Anderson described the pumpkin’s growing cycle to the students using terms such as DNA (genetic code) and photosynthesis, the process by which plants receive energy from their leaves. “This is an educational experience for the students,” she says. “How often do you get to see giant pumpkins like this?”
Anderson explained how her son Zander had dug a 3 ft x 3 ft x 3 ft hole in their backyard garden area for the pumpkins to be planted in. Eventually, a stem grew out, followed by leaves, vines, flowers, and then the little pumpkin grew bigger and bigger.
“Once they start growing you have to protect them from the elements, especially the sun,” said Anderson. Students chuckled when she told them that her family members placed a large umbrella over the pumpkin to protect it and help keep the pumpkin’s skin soft. (Sunlight hardens the skin, so that water can’t be absorbed. This creates a potential for the pumpkin to explode.)
Obviously, for both teachers, transporting pumpkins of this size from home to the school took a tremendous amount of muscle and ingenuity. Tomasic told how her two pumpkins were put onto a dolly and then loaded onto a truck to bring them to Maloney Elementary. “We did not weigh our pumpkins, said Tomasic, “but estimate that they are about 300 pounds for the larger one and 150 pounds for the smallest.”
Anderson also delighted the crowd recounting how her husband Mark and son Zander had rolled their huge 780 pound pumpkin from the backyard through the front room and then up a ramp they had installed outside, to load it onto the back of their truck. “This is the biggest pumpkin we’ve ever grown,” announced Mr. Anderson.
To ascertain its weight, Mr. Anderson had first driven his truck onto a large weigh scale at a nearby rock yard and recorded the number. Then when he returned with the pumpkin in his truck, he reweighed and then subtracted the numbers to determine the pumpkin’s actual weight.
In addition to the pumpkin, the Andersons also grew gourds and maize (Indian corn), which were on display for the students.
In response to a student’s question about how to carve these pumpkins, it was explained that because of their size and being that the skin might be a foot or so in depth, they are not carved for Halloween. Mr. Anderson added that after the Thanksgiving holidays, when the pumpkins begin to shrivel and soften he uses power tools to open them up. Seeds are scooped out, dried and saved for next year’s planting. The remains are left to decompose as compost, nourishing the garden’s soil. Students are also given seeds to try their own hand at growing pumpkins in the future, if they choose.

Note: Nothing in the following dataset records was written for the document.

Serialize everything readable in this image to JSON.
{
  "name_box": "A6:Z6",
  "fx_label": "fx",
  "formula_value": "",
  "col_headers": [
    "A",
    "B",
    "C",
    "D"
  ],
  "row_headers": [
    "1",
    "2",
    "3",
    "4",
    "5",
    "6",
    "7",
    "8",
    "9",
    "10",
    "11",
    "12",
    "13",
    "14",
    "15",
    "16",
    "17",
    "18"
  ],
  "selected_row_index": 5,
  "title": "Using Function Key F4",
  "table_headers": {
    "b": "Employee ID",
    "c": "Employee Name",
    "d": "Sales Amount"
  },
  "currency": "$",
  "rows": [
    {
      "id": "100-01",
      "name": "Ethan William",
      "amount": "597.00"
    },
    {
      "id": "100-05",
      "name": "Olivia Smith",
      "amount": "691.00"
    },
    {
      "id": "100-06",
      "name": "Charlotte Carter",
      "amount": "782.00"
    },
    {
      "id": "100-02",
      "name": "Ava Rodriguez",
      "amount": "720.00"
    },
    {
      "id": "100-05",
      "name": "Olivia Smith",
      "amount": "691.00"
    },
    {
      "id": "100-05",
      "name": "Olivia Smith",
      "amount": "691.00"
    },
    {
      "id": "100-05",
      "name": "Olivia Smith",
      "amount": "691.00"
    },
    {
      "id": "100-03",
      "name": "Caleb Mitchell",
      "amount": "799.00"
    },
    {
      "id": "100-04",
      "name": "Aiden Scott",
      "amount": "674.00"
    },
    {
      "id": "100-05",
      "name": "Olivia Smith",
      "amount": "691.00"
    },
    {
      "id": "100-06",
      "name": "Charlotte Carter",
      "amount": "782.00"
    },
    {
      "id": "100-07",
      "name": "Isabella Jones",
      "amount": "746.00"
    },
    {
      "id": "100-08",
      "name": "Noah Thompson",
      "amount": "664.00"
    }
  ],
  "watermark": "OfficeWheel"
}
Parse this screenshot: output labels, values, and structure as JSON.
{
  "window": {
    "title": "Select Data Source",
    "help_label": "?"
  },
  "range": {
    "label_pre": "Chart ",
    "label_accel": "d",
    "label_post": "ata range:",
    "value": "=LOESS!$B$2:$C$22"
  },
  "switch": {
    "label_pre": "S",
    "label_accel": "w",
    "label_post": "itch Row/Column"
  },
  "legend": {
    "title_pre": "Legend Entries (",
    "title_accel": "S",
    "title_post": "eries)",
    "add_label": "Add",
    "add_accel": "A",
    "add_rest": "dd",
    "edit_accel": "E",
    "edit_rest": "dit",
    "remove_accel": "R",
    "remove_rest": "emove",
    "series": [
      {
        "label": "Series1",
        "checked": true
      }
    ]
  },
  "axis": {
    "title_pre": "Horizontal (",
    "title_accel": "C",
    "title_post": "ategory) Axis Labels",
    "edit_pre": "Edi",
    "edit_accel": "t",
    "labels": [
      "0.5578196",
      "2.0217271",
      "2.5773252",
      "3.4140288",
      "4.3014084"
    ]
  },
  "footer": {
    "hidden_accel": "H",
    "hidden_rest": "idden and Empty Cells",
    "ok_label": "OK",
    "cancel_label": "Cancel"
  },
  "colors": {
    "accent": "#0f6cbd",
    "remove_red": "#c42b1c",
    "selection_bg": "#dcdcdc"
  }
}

Surprisingly, these humongous pumpkins have just a normal amount of seeds which are only slightly larger in size than the typical ones we find in pumpkins from supermarkets or farms.
“Many students don’t have gardens and don’t know where their food comes from,” said Tomasic. “This is just a wonderful experience.”
Judging from the joyful expressions on the faces of all the students lined up to touch the pumpkins, they certainly agreed.